|October 13 2017, 12:39 PM |
The first thought is that in the case of a $$$ engine build, throwing $30-40 more on a case of "break-in oil" isn't even a concern for me.
The second thought is that most of your modern engines have roller cams. On top of that, I've heard from more than one OEM source that piston rings are "seated" beforehand, so any adverse reactions from synthetic oils will not be seen. It's also very possible that the first oil that an engine sees on the line is not synthetic at all, but a specifically blended oil for break-in.

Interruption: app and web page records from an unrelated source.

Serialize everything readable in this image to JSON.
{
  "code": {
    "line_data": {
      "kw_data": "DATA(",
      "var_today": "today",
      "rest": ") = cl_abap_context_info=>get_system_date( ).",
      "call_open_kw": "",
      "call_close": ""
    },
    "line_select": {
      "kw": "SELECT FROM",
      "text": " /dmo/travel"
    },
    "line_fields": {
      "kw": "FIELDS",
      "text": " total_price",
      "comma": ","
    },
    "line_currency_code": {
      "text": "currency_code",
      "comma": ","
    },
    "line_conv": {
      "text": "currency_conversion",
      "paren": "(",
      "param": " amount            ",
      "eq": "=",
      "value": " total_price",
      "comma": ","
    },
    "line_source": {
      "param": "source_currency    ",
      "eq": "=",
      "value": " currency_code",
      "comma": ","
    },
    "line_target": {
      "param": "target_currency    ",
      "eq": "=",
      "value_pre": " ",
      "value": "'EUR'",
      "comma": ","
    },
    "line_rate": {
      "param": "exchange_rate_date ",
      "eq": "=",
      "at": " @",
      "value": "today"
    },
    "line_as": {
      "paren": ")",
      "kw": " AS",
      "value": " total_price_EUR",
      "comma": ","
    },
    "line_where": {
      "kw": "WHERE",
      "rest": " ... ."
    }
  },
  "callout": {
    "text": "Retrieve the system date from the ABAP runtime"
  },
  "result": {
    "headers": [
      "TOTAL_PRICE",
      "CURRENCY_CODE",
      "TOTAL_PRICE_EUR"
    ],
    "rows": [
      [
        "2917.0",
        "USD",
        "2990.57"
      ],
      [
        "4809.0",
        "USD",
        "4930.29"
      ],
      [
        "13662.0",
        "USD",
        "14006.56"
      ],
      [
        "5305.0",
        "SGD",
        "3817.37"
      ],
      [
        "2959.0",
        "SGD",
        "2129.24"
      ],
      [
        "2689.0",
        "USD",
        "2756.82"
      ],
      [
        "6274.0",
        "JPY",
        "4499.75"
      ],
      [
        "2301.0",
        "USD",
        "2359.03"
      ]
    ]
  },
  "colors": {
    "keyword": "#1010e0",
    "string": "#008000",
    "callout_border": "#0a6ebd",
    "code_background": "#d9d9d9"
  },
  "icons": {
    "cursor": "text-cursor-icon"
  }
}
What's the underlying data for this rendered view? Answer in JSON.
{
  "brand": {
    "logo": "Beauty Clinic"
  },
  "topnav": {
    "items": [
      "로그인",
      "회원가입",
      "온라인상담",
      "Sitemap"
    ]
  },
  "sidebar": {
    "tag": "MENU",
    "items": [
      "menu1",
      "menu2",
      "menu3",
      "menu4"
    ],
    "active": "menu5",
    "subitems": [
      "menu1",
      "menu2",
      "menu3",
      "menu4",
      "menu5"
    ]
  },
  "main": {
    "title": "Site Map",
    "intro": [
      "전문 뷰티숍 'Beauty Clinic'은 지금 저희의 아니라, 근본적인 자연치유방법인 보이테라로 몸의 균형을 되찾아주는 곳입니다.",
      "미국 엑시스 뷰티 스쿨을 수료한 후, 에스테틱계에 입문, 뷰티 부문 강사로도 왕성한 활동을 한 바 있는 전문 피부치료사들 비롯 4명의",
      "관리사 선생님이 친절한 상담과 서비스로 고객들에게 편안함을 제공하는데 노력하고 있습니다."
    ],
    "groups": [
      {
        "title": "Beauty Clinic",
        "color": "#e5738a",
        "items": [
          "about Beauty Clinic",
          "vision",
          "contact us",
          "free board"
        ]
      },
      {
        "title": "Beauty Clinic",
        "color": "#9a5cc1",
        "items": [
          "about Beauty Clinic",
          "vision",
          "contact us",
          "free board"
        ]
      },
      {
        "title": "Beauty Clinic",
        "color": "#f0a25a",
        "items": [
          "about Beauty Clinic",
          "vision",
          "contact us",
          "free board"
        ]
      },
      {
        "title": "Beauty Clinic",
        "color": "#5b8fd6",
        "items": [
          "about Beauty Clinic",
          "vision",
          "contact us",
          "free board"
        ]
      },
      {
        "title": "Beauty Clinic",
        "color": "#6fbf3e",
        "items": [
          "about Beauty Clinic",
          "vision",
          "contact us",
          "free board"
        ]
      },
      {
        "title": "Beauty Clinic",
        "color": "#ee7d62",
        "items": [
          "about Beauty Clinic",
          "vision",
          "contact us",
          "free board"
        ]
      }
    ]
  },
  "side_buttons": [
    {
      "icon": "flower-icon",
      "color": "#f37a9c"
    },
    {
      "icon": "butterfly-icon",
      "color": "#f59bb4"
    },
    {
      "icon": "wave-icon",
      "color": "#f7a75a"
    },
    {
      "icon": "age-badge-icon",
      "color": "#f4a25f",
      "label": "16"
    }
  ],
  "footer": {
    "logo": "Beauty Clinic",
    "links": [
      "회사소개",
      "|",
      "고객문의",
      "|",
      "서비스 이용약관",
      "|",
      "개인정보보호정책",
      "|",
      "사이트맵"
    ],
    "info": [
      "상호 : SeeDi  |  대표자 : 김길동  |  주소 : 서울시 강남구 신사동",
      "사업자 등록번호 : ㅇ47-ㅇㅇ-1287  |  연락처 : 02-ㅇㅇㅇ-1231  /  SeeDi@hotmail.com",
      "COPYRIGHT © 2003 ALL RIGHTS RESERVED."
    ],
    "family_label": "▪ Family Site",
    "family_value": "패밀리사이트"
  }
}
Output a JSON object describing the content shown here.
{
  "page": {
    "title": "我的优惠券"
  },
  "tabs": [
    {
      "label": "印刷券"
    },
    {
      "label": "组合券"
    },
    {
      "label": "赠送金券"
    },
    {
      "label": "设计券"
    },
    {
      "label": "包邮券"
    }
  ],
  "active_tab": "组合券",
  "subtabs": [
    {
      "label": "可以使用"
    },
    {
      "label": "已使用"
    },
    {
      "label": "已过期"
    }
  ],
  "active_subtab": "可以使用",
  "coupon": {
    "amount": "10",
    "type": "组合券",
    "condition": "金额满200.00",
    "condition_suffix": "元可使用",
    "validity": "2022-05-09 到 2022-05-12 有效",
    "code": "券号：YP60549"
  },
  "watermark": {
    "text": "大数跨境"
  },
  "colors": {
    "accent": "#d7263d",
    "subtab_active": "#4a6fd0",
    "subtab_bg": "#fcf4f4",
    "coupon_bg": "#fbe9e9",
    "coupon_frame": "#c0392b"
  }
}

Seals and gaskets are much higher quality these days, with most "gaskets" being nothing but o-rings inserted into grooves. Putting an LS or Mod Ford together is very different from assembling an FE.
The new OEM stuff is apples to watermelons from what we deal with on older SBF and FE break-ins.
Before we had break-in oil, we had spring pressures that were much lower than what we use now. I think that's the biggest issue.
|This message has been edited by blykins on Oct 13, 2017 12:44 PM|
|October 13 2017, 2:31 PM |
I agree with Brent, cam break in years ago was hardly ever an issue. I think the aggressive lobe and spring rates take their toll.